** Work instructions **
Find each line below that includes "chevron", then copy it.

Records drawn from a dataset
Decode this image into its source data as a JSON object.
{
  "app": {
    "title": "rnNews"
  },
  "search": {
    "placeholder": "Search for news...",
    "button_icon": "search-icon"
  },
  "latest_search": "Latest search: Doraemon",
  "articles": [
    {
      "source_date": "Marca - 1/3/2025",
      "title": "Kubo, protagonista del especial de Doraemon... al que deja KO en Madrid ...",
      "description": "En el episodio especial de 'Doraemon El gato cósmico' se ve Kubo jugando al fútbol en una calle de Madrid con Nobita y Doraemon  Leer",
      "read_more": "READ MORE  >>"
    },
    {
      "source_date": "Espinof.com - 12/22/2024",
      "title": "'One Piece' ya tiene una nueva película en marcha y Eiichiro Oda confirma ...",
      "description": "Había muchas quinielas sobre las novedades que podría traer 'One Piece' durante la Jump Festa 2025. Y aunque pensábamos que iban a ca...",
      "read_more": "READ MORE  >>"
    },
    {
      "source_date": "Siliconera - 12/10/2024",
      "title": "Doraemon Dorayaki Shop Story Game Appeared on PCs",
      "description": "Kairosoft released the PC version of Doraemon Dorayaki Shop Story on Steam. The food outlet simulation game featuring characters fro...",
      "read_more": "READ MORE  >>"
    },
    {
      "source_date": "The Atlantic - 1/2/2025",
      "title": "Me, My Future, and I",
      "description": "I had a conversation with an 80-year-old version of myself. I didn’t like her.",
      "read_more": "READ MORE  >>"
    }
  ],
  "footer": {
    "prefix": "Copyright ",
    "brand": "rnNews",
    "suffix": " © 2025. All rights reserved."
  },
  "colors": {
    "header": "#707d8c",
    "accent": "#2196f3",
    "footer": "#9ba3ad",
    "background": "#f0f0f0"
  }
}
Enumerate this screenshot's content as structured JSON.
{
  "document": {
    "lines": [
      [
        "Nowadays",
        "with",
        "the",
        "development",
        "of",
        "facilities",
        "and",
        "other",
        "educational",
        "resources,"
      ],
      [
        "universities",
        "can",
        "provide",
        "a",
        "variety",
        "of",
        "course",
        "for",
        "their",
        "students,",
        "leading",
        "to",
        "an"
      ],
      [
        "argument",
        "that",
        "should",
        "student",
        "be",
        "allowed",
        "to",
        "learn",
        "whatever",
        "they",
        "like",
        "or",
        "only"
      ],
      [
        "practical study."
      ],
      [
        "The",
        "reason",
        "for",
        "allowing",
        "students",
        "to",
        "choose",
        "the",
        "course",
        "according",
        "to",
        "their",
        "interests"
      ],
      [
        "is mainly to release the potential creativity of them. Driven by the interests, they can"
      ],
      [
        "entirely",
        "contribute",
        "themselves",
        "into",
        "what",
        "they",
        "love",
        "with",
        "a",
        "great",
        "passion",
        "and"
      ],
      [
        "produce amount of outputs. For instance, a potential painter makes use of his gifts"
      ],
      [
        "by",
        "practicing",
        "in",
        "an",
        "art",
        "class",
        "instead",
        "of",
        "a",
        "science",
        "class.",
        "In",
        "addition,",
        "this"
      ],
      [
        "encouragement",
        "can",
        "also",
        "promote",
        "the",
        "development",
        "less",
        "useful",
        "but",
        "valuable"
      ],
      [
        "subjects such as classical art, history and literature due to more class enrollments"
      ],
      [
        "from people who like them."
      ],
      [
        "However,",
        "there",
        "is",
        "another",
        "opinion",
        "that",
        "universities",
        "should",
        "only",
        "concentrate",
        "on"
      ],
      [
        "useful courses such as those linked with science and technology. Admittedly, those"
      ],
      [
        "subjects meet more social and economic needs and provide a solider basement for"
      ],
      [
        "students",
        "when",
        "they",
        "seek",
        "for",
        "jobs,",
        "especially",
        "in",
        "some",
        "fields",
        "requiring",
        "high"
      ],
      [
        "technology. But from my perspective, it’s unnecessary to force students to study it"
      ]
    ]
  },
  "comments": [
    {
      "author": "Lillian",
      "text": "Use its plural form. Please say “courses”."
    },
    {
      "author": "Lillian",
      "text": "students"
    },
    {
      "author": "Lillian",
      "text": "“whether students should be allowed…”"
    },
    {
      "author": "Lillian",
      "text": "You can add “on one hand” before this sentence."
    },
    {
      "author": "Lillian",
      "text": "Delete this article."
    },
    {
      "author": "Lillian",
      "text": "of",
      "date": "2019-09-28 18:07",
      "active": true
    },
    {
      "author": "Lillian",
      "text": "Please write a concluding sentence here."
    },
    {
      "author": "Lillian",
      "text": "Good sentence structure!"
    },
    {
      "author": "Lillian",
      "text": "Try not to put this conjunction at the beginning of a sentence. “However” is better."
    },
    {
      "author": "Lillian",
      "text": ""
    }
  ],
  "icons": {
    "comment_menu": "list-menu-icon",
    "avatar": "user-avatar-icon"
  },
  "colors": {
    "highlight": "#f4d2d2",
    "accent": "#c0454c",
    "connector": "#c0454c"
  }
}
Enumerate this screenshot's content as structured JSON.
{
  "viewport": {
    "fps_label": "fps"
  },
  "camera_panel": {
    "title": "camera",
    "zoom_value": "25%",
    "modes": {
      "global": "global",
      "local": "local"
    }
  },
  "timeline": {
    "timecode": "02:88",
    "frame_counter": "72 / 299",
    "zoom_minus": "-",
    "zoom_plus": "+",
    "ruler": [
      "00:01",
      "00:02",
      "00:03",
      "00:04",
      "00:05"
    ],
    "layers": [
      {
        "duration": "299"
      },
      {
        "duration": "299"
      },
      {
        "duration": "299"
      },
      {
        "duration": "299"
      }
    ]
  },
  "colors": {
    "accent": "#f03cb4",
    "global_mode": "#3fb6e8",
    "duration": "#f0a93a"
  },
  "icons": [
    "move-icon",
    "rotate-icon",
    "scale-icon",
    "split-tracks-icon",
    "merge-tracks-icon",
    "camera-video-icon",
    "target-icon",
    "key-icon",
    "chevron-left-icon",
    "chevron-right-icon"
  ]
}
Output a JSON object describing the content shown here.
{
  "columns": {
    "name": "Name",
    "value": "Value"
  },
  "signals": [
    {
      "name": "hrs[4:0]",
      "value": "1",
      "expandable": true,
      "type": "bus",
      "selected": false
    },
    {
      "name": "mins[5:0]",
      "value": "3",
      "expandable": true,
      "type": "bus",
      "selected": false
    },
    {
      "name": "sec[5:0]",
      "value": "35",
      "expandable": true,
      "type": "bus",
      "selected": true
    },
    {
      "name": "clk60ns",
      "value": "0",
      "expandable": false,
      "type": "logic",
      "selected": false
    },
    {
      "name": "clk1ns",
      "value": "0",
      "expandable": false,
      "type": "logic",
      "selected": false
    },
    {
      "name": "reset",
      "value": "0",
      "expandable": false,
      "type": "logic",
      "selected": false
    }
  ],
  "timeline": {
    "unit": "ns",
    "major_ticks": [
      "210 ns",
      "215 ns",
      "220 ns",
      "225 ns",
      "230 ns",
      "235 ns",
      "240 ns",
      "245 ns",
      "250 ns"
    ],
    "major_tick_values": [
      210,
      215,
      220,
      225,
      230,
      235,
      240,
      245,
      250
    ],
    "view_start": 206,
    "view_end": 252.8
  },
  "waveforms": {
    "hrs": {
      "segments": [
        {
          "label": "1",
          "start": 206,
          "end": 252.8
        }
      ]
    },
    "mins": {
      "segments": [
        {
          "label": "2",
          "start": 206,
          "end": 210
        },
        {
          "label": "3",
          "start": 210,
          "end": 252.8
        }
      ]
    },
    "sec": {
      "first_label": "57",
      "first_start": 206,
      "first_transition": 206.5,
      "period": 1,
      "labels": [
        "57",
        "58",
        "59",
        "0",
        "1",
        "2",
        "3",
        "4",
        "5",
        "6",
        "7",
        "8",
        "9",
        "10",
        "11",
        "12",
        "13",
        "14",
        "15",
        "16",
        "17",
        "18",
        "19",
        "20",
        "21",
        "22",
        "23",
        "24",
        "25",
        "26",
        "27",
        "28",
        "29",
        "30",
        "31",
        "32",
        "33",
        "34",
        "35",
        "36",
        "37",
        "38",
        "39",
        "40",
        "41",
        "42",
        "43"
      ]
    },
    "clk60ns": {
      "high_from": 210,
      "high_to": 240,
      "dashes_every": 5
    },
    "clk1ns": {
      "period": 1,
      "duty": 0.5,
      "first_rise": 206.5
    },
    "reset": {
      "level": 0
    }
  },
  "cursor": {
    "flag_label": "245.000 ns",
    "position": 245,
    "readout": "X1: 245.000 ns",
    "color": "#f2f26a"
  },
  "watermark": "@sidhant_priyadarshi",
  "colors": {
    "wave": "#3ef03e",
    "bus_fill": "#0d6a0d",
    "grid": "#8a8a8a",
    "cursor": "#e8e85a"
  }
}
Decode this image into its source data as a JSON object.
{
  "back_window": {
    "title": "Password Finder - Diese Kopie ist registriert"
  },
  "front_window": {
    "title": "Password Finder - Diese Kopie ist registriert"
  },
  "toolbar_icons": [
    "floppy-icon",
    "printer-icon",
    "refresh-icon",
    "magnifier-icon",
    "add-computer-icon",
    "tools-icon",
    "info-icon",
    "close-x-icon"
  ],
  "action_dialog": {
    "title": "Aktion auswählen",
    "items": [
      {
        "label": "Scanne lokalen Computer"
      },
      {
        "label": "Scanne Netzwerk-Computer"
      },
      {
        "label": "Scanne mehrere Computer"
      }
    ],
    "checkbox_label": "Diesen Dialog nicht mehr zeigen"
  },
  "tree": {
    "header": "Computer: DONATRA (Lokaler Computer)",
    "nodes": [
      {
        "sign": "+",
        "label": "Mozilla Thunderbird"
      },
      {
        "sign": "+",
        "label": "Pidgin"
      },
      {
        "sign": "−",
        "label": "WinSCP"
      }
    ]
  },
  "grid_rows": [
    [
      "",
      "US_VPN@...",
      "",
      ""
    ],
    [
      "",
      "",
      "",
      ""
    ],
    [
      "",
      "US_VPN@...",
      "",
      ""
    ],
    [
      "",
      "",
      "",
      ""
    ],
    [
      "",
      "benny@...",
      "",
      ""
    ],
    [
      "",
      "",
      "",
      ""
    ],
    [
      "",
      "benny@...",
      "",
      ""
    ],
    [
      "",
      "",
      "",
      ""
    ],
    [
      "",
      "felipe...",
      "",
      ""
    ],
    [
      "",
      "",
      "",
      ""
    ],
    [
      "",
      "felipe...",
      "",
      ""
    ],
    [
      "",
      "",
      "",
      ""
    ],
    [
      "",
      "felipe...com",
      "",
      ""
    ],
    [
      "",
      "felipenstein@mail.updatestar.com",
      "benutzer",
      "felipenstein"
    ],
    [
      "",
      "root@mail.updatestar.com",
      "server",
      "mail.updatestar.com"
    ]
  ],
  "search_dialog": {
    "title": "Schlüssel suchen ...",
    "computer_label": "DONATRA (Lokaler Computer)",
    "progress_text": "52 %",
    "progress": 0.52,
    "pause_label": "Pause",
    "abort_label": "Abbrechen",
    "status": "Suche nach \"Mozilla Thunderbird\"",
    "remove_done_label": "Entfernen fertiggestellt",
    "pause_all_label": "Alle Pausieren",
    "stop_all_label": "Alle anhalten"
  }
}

** Completed exercise **
    "chevron-left-icon",
    "chevron-right-icon"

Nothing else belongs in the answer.